According to the recent government estimates, blocking of retail foreign direct investment (FDI) in India will actually rob the country of more than 10 million jobs. This has been the response of the central government when the Aam Aadmi Party (AAP) took a stand to write to the Department of Industrial Policy and Promotion (DIPP) of their opposition to the setting up of multi-brand retail stores in the state.
Delhi is the first state to withdraw its approval for retail store entry by FDI, as they feel that such a move hurt small shop keepers of their livelihood. The previous government of Sheila Dikshit had given approvals to global giants like Tesco and Walmart. AAP government says it will not allow them to set shop in the city, even if they manage to get clearance from the Centre to do so.
In a lightening response, Anand Sharma, commerce and industry minister, made it clear that the Centre was not ready to accept any state jeopardising the decision, as this will be reflecting badly on the government, and foreign investors will lose confidence. In any case, the federal states have the option of having FDI retails in their State, and those who had committed to have retail FDI in their State cannot back out now.

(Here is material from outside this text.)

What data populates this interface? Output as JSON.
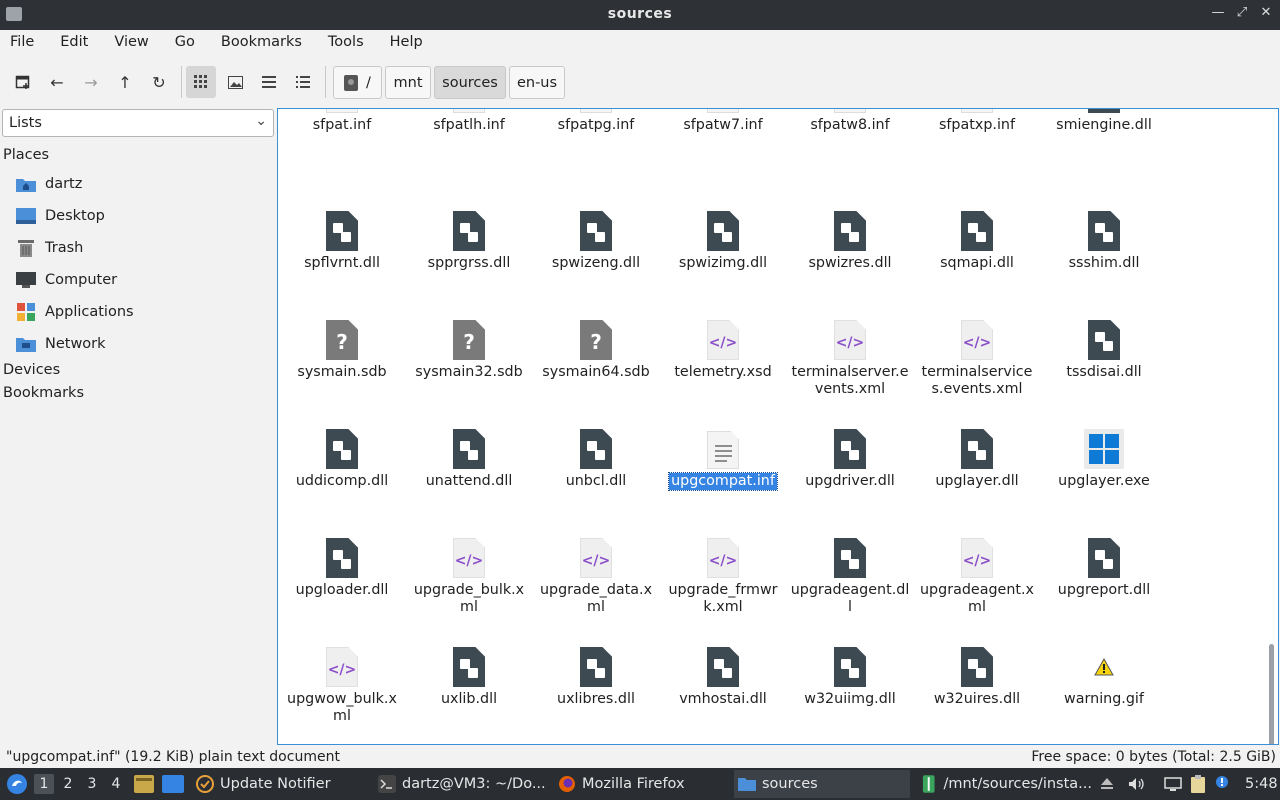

It may be pointed out that the FDI in multi-brand retail was actually notified some 18 months ago in September 2012, and Andhra Pradesh, Haryana, Himachal Pradesh, Karnataka, Maharashtra, Manipur and Rajasthan, besides Delhi had agreed to allow retailers to open their stores. International operators, like Walmart and Tesco have been planning their entry accordingly. It is, therefore, unlike Indian culture to renege a commitment already made.
Moneylife, in the past, has carried detailed story on FDI and it has been pointed out that, in fact, multibrand retail will help to check rising food prices, because they will be establishing supply chains throughout the country; establish well constructed warehouses, cold storages and efficient transport system to ensure that goods are available at competitive prices. The farmer will get his dues on time while the blood-sucking legion of moneylenders will be eliminated, if not reduced.
Most of them will also help in giving farmers advice on various matters and may also eventually assist in supplying seeds, fertilisers and farm equipment and other services. They will also assist in quality control, packaging and undamaged delivery.
The general fear is that FDI retailers, will, in the long run, totally replace the corner Kirana shops that most people are accustomed to depend upon urgent day-to-day supplies. FDI retail generally tends to market those of the products in which they have "interest" while Kirana shop keepers will keep all sorts of products that a household needs on a day-to-day basis, on "urgent" demands, and are generally, located in street corners at a short walking distance from the consumer's home. FDI retailers tend to have their own large outlets, mostly located at motorable distances and are actually designed to attract the middle class and rich. In any case, even this so-called middle-class regularly depend upon street corner kirana shops, as much as they trust and buy from push-cart vendors who make door-to-door sale.
Lastly, most FDI retailers, not owning their own sprawling sales complexes, tend to take selling space in Malls. But this mall culture, which is predominantly a process of ‘Westernising’, is slowing down in many parts of the country and in many cities, a great number of them have shut down for lack of profits and footfalls.
FDI in retail has come to stay in India, and there is no fear that such a move will hurt small shop keepers or take away employment of 10 million or more. In fact, such trained workers from kirana shops will find employment in FDI retail at more beneficial returns in terms of wages, work-timing, medical insurance and other related facilities.
(AK Ramdas has worked with the Engineering Export Promotion Council of the ministry of commerce. He was also associated with various committees of the Council. His international career took him to places like Beirut, Kuwait and Dubai at a time when these were small trading outposts; and later to the US.)